Author: Julian Miles, Staff Writer
Damn them. They make you envious, make you hate yourself, your life, every breathing minute of your existence. I hated them, but it got me thinking.
How pretty is too pretty? There has to be a threshold. Under it, you’re plain or acceptably good looking. Over it, you’re a walking insult.
Insult to what?
That’s where it all opened up to me. Being pretty isn’t just about genetics – okay, they help. But the truly enraging pretty things work hard at their annoying lives. Self-indulgence, self-denial, discipline, they have it all. Even the ones without wealth are easy to spot. They work all the time to look good. Not to live.

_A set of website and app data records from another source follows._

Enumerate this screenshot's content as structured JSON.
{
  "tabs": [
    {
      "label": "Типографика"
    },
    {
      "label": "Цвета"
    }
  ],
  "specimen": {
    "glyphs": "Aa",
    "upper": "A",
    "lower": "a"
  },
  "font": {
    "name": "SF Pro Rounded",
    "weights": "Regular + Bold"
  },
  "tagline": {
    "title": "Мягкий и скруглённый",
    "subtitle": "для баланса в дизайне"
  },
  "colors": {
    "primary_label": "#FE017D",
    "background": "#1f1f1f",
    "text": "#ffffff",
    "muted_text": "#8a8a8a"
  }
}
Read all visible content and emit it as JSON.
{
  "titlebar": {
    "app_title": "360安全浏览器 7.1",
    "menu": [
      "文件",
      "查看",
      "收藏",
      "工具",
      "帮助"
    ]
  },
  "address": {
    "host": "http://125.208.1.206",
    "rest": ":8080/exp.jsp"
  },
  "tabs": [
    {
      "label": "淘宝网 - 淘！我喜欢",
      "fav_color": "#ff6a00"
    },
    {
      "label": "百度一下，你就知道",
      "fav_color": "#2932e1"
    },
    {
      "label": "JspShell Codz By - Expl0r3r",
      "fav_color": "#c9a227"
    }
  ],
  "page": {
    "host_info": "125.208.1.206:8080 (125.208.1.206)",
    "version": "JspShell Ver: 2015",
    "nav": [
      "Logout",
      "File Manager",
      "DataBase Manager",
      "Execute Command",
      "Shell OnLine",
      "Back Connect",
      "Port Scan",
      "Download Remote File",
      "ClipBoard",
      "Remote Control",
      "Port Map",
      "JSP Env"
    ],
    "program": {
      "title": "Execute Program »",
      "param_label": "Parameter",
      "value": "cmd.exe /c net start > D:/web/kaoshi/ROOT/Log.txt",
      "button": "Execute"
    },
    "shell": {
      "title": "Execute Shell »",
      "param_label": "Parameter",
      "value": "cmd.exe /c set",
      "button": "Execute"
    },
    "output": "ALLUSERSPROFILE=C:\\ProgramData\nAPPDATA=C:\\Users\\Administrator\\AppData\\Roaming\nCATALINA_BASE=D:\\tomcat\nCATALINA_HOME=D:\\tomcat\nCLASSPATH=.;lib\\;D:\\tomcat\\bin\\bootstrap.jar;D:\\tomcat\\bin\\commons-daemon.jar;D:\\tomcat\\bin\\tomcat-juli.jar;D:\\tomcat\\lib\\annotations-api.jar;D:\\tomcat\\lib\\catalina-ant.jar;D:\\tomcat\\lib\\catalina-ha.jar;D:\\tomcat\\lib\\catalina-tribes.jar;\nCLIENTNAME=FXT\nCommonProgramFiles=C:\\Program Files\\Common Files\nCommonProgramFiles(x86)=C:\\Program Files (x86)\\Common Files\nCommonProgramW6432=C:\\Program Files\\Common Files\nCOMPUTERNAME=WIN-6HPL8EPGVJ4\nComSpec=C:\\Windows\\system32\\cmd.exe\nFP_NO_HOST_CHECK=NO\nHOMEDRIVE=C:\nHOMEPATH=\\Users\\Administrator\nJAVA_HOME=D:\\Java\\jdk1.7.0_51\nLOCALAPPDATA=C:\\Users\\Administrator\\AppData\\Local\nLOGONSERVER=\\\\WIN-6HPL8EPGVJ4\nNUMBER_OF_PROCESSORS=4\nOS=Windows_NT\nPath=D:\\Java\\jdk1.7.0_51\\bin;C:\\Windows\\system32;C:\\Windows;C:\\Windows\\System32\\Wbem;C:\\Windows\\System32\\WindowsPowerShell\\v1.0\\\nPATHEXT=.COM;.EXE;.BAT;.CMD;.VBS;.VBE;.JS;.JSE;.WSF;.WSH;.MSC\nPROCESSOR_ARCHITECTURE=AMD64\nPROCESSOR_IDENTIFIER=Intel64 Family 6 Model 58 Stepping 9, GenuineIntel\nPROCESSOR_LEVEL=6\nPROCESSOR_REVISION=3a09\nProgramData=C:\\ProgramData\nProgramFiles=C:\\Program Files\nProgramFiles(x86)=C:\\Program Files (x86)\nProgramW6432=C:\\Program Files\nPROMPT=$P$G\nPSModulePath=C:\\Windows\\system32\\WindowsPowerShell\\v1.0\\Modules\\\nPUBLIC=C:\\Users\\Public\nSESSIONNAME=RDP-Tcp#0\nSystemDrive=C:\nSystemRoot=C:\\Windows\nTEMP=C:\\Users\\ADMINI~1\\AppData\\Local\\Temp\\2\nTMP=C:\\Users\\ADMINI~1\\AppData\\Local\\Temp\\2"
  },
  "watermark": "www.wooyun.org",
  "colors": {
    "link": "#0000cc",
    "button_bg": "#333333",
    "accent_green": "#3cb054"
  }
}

No. They just exist to make others feel bad about themselves. No purpose beyond being things for the less fortunate to aspire to.
I’ve always been good at mathematics, and my programming skills are adequate. So I sat down and wrote myself a program. Tried to make a name that would be an acronym of ‘pretty’, but gave up. Named it DEADPRETTY – and that’s when the big plan started.
A world without pretty people. Just average types getting by as we always do.
That fired me up. I spent eight years taking DEADPRETTY from basic media scanning to full profiling with illegal privileged access. For that, I got a job with the government infotech division. Read-only access with no data withdrawal was easy to arrange and conceal. I also upgraded a few things. Got promoted a couple of times. But the pretty people still grated on me.
The transfer to Janus Habitat got me where I wanted: an environment where I could stage a controlled test. Then came my first real problem: how to kill lots of people effectively?
That took me a while. In the end, I went for a two-stage process: the first makes all the people available for killing. The second sorts the pretty from those who will survive.
DEADPRETTY is my opus. It reviews a person from birth to now, evaluating every little thing they have, did, or do. After that, it calculates how pretty they are. That stumped me for a while, but in the end, a percentage was easiest: one hundred percent being the perfect pretty thing who has everything, is physically flawless, and possesses a mind able to perpetuate the crime of their existence. Most people fall in the forty to sixty percent range. For this test, I set the threshold to seventy-five.
At midnight I set the program to execute. It took complete control of the habitat in less than ten minutes. Within an hour, everybody except me was unconscious.
The assessment phase is taking longer than expected. I only have a nineteen-hour window before the next ship docks. Which is why I’m doing this, of course: to make this viable. Reprogramming the evaluation criteria is fiddly, but the predicted completion time falls to under eighteen hours.
Damn them. They even look pretty when dead! Arrayed in their gaudy clothes across the walkways and parks of Janus Habitat, their colours picked out by the intensity of the night lighting. From my drone view, they look like jewellery scattered across the ground. Beautifully irritating.
A needle stabs into the back of my neck. No! How did I…? My fingers fumble across the control boards. As my head slams down on the console, I see my life laid out on the screens. Someone’s comment is highlighted: ‘a workaholic who seems to hate everything about himself’.
Damn the pretty things. Damn them all. I never allowed for them being infectious.